Unfortunately, Regula's most noticeable moment was actually a time when he and Caleb Jones got pinned into the defensive zone for about four minutes:

On a positive note, Regula also played 1:54 on the power play – mostly on the second unit – where the Blackhawks saw an increase of 12.2 shots per 60 with Regula on the ice over their season average. That's an area where the Blackhawks desperately need help in the future, so having Regula as a power-play quarterback – or even in the bumper role, where he was so successful in the OHL – could be ideal for the big defender and the team.

Still, despite the lack of NHL playing time, Regula remains a solid prospect who the Blackhawks should invest a bit more time in. He's one of the few right-shot defensemen in the prospect pool that is nearly NHL-ready, he's got a great combination of size (6-foot-4, 218 pounds) and skating ability, and he's shown that he can produce quite well in the right situations. Even though Regula had zero points in the NHL in those four games, his ability to get his shot through on net and read offensive plays could be useful for a Blackhawks team that had the worst offense in the NHL last season.

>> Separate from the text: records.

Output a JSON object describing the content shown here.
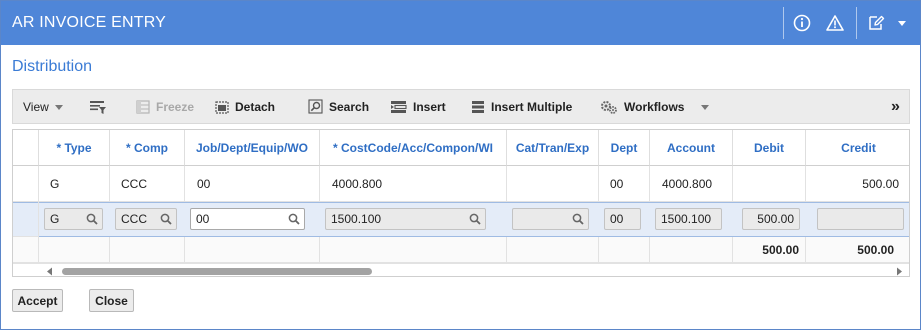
{
  "window": {
    "title": "AR INVOICE ENTRY"
  },
  "section": {
    "title": "Distribution"
  },
  "toolbar": {
    "view": "View",
    "freeze": "Freeze",
    "detach": "Detach",
    "search": "Search",
    "insert": "Insert",
    "insert_multiple": "Insert Multiple",
    "workflows": "Workflows",
    "more": "»"
  },
  "grid": {
    "columns": [
      "* Type",
      "* Comp",
      "Job/Dept/Equip/WO",
      "* CostCode/Acc/Compon/WI",
      "Cat/Tran/Exp",
      "Dept",
      "Account",
      "Debit",
      "Credit"
    ],
    "row1": {
      "type": "G",
      "comp": "CCC",
      "job": "00",
      "costcode": "4000.800",
      "cat": "",
      "dept": "00",
      "account": "4000.800",
      "debit": "",
      "credit": "500.00"
    },
    "row2": {
      "type": "G",
      "comp": "CCC",
      "job": "00",
      "costcode": "1500.100",
      "cat": "",
      "dept": "00",
      "account": "1500.100",
      "debit": "500.00",
      "credit": ""
    },
    "totals": {
      "debit": "500.00",
      "credit": "500.00"
    }
  },
  "footer": {
    "accept": "Accept",
    "close": "Close"
  },
  "colors": {
    "title_bar": "#4f86d8",
    "accent": "#3a7bd5",
    "header_text": "#2f6ec4",
    "selected_row": "#e4ecf8"
  }
}
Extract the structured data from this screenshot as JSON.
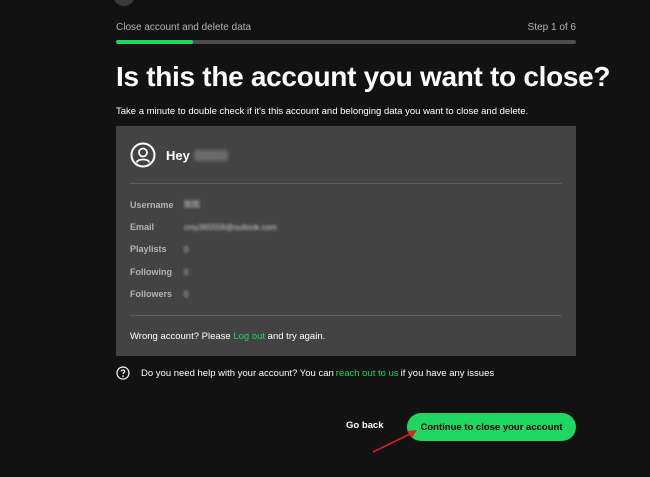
{
  "header": {
    "section_label": "Close account and delete data",
    "step_label": "Step 1 of 6",
    "progress_fraction": 0.1667
  },
  "main": {
    "title": "Is this the account you want to close?",
    "subtitle": "Take a minute to double check if it's this account and belonging data you want to close and delete."
  },
  "card": {
    "greeting": "Hey",
    "rows": [
      {
        "label": "Username",
        "value": "图图"
      },
      {
        "label": "Email",
        "value": "cmy365558@outlook.com"
      },
      {
        "label": "Playlists",
        "value": "0"
      },
      {
        "label": "Following",
        "value": "0"
      },
      {
        "label": "Followers",
        "value": "0"
      }
    ],
    "wrong_prefix": "Wrong account? Please ",
    "wrong_link": "Log out",
    "wrong_suffix": " and try again."
  },
  "help": {
    "prefix": "Do you need help with your account? You can ",
    "link": "reach out to us",
    "suffix": " if you have any issues"
  },
  "actions": {
    "back_label": "Go back",
    "continue_label": "Continue to close your account"
  },
  "colors": {
    "accent": "#1ed760",
    "background": "#121212",
    "card": "#434343",
    "annotation_arrow": "#d9232a"
  }
}
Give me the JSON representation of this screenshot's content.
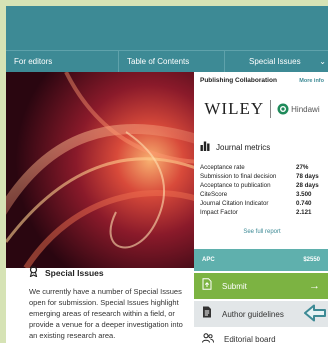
{
  "nav": {
    "items": [
      "For editors",
      "Table of Contents",
      "Special Issues"
    ]
  },
  "special_issues": {
    "title": "Special Issues",
    "description": "We currently have a number of Special Issues open for submission. Special Issues highlight emerging areas of research within a field, or provide a venue for a deeper investigation into an existing research area."
  },
  "panel": {
    "collab_label": "Publishing Collaboration",
    "more_info": "More info",
    "wiley": "WILEY",
    "hindawi": "Hindawi",
    "metrics_title": "Journal metrics",
    "metrics": [
      {
        "label": "Acceptance rate",
        "value": "27%"
      },
      {
        "label": "Submission to final decision",
        "value": "78 days"
      },
      {
        "label": "Acceptance to publication",
        "value": "28 days"
      },
      {
        "label": "CiteScore",
        "value": "3.500"
      },
      {
        "label": "Journal Citation Indicator",
        "value": "0.740"
      },
      {
        "label": "Impact Factor",
        "value": "2.121"
      }
    ],
    "full_report": "See full report",
    "apc_label": "APC",
    "apc_value": "$2550",
    "submit": "Submit",
    "author_guidelines": "Author guidelines",
    "editorial_board": "Editorial board"
  },
  "colors": {
    "teal": "#3d8a95",
    "green": "#7cb342",
    "apc_bg": "#5fb0ad",
    "background": "#d6e3b5"
  }
}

Regula also showed an above average defensive foundation in Rockford, so it's possible he just needs more time in the NHL to see if he can replicate that play.

For more on Regula's season with Rockford, check out the SCH prospects tag, where we followed him and the other IceHogs throughout the season.